Your answer should be one number, the count of lines in the data that hold "Microsoft".

SOURCE RECORDS -
------------------------------

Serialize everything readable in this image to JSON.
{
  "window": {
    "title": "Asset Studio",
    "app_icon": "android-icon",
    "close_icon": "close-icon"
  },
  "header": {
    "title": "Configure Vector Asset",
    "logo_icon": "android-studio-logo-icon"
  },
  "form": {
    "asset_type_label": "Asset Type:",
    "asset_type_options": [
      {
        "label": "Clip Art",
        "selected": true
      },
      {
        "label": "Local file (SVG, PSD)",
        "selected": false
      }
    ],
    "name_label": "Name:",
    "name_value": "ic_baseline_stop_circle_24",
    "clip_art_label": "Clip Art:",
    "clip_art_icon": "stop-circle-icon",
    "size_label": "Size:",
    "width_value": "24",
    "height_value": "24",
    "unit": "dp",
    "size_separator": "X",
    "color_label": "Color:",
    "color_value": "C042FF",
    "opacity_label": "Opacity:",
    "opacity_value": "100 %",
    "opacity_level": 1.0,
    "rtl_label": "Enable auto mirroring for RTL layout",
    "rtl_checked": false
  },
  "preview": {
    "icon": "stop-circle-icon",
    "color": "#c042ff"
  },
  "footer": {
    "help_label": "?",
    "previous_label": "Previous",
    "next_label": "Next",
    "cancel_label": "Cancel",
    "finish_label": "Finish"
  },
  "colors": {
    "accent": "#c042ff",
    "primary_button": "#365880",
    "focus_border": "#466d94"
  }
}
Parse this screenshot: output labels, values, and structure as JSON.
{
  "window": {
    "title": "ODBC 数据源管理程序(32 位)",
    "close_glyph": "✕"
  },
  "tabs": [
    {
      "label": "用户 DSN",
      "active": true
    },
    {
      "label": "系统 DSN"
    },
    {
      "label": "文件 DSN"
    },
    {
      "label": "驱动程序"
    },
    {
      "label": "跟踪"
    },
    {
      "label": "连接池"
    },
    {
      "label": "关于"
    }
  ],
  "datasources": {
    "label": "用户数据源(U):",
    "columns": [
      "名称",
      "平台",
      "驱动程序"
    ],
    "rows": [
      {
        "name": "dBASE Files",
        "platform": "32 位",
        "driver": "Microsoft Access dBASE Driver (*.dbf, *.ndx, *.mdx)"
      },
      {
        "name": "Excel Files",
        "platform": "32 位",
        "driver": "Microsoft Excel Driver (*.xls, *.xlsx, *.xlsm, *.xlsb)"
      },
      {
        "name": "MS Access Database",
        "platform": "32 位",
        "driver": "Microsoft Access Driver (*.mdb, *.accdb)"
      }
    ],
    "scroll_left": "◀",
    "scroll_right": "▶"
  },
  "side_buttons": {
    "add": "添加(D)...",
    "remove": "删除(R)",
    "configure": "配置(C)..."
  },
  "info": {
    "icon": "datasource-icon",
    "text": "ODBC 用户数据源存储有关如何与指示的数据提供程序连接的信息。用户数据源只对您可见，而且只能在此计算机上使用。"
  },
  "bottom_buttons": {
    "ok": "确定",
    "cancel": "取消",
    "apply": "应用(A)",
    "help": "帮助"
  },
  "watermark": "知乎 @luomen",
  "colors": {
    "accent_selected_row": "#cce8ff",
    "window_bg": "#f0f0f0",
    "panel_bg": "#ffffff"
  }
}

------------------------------

RESPONSE TO THE EXERCISE - 3